I walked up to reception, found our rep and told him of my problem. He told me they would have one at the Kairaba Avenue shopping centre so off to the taxi rank.
On the way I had a chat with the driver about my problem and he said he knew the best place to go and when we got there he came in with me and told them of my dilemma. I showed the guys the camera and 2 minutes later they appeared with the required cable...eureka!!!!!
I asked how much and he suggested 250 D (less than £4). I know haggling is the norm in The Gambia but I was so ecstatic I gave him 300D and told him to keep the change! I think he thought I was mad.
So within 20 minutes I was back at the hotel and everything was hunky dory.
It was now nearly midday so Angie and I went to look for some sunbeds but needless to say whilst most were unoccupied they were all "taken". Eventually the sunbed man sorted us out somewhere to sit......but it just happened to be near the little stream!
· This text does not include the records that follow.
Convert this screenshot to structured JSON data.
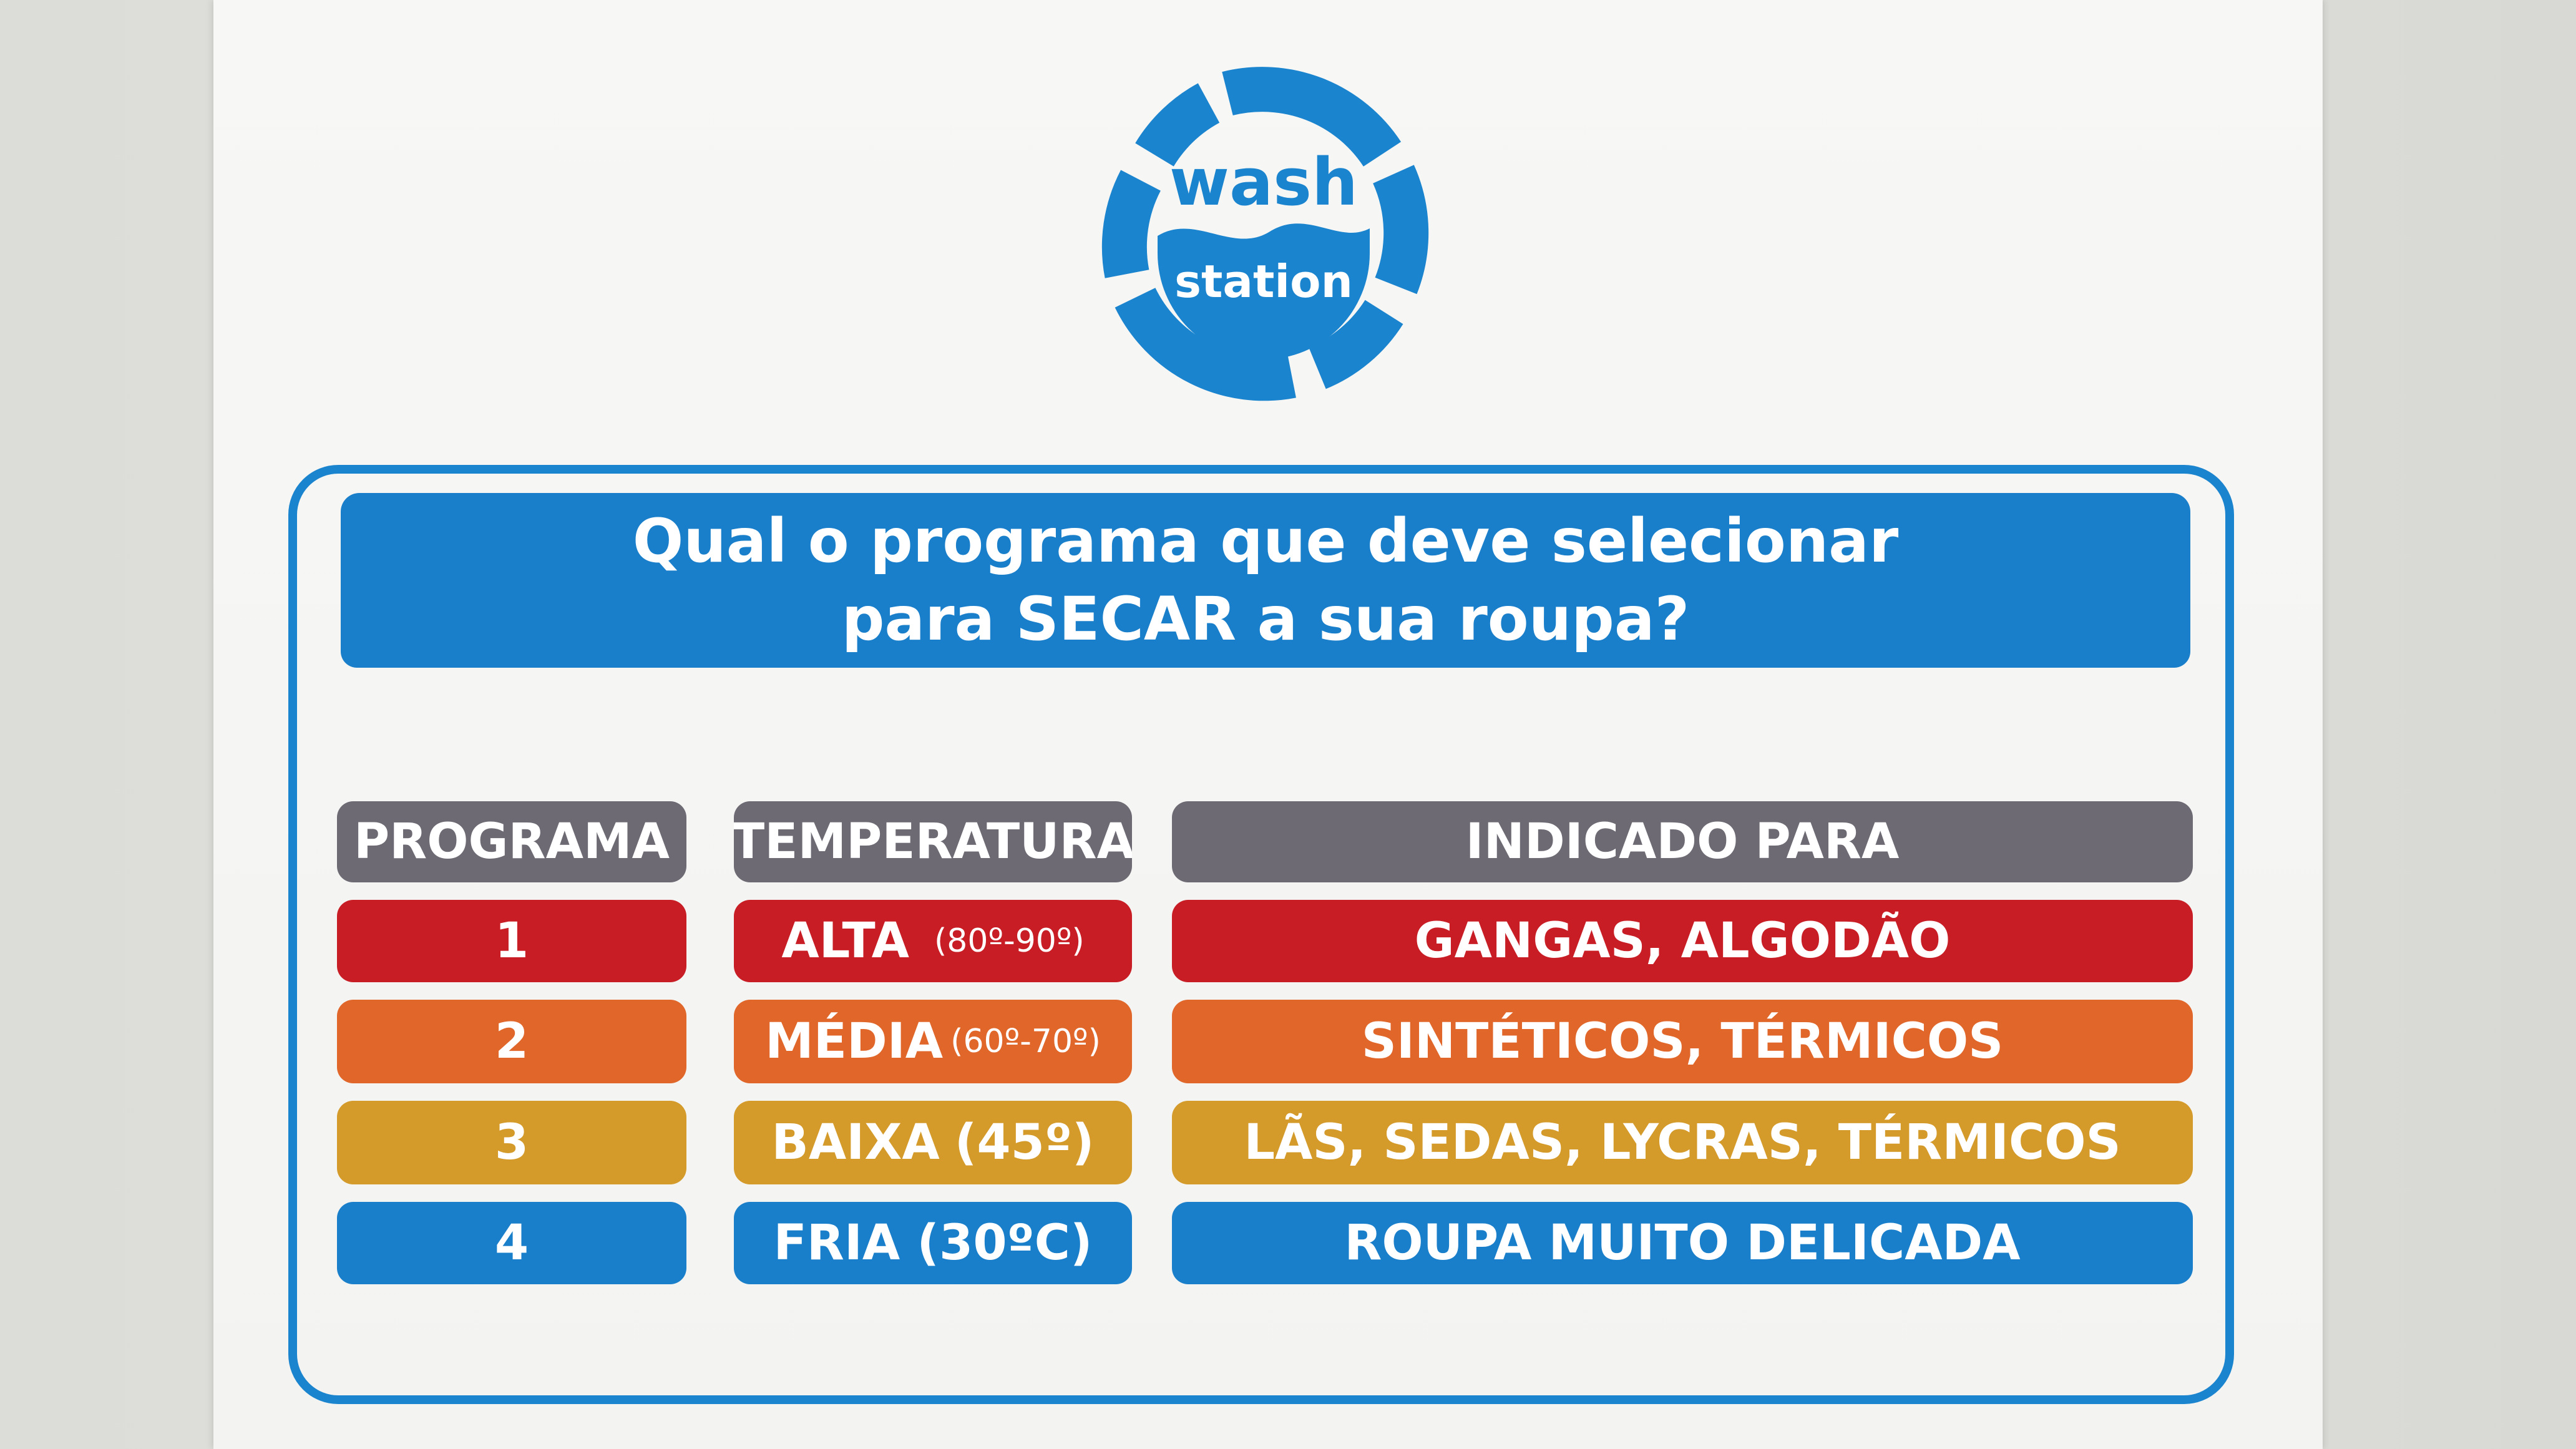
{
  "logo": {
    "line1": "wash",
    "line2": "station",
    "color": "#1b84cf"
  },
  "header": {
    "line1": "Qual o programa que deve selecionar",
    "line2": "para SECAR a sua roupa?",
    "background": "#1a7fca"
  },
  "columns": {
    "programa": "PROGRAMA",
    "temperatura": "TEMPERATURA",
    "indicado": "INDICADO PARA",
    "background": "#6d6a73"
  },
  "rows": [
    {
      "programa": "1",
      "temperatura": "ALTA",
      "range": "(80º-90º)",
      "indicado": "GANGAS, ALGODÃO",
      "color": "#c81d25"
    },
    {
      "programa": "2",
      "temperatura": "MÉDIA",
      "range": "(60º-70º)",
      "indicado": "SINTÉTICOS, TÉRMICOS",
      "color": "#e0662a"
    },
    {
      "programa": "3",
      "temperatura": "BAIXA",
      "range": "(45º)",
      "indicado": "LÃS, SEDAS, LYCRAS, TÉRMICOS",
      "color": "#d49a2a"
    },
    {
      "programa": "4",
      "temperatura": "FRIA (30ºC)",
      "range": "",
      "indicado": "ROUPA MUITO DELICADA",
      "color": "#1a7fca"
    }
  ]
}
Oh the hardships I endure.
I had intended relaxing, reading and soaking up some sun but that proved impossible as there was a constant movement of black kite, yellow-billed kite and hooded vultures overhead so I end up checking every bird just in case it was something different.
I did try to get some shots but they were not up to much.
Before going to The Gambia you have all sort of hopes of what you may see and get the opportunity to photograph and the broad billed roller was right up there (as were the yellow billed shrike, gonolek and robin chat I photographed in the morning) so here I had one of my target birds, at a reasonable height, in bright daylight but I couldn't get a clear shot of it. I circled the tree several times looking for an angle but these were the only views I could get.
I started moving in, clicking away cautiously, from the side I was on just in case he decided to fly but he didn't and I got within 10 yards. He did however turn round so I went to the other side so as to get the light on his underside and moved so close that to get any closer would have meant some of him was out of shot. This may sound reckless but there were still people on sunbeds between me and him so he didn't seem phased by what I was doing.
By now I had taken over 100 shots at different expoures, Iso and f number so thought that would do.
As I wandered off I spotted the photographers from the Senegambia so I told them of his whereabouts and I think they had 30 minutes of blissful clicking before he finally flew off.
As it happens this was a resident bird, one of a pair calling the Kairaba garden home and they were on view somewhere most of the time though I never found them as low and in such a favorable position again.
So ended my first day. I had photographed at close range a number of target species and seen (and got record shots of) a lot more beside.
...and the green vervet monkeys put in an appearance in the afternoon....actually every afternoon:
|Green vervet monkey|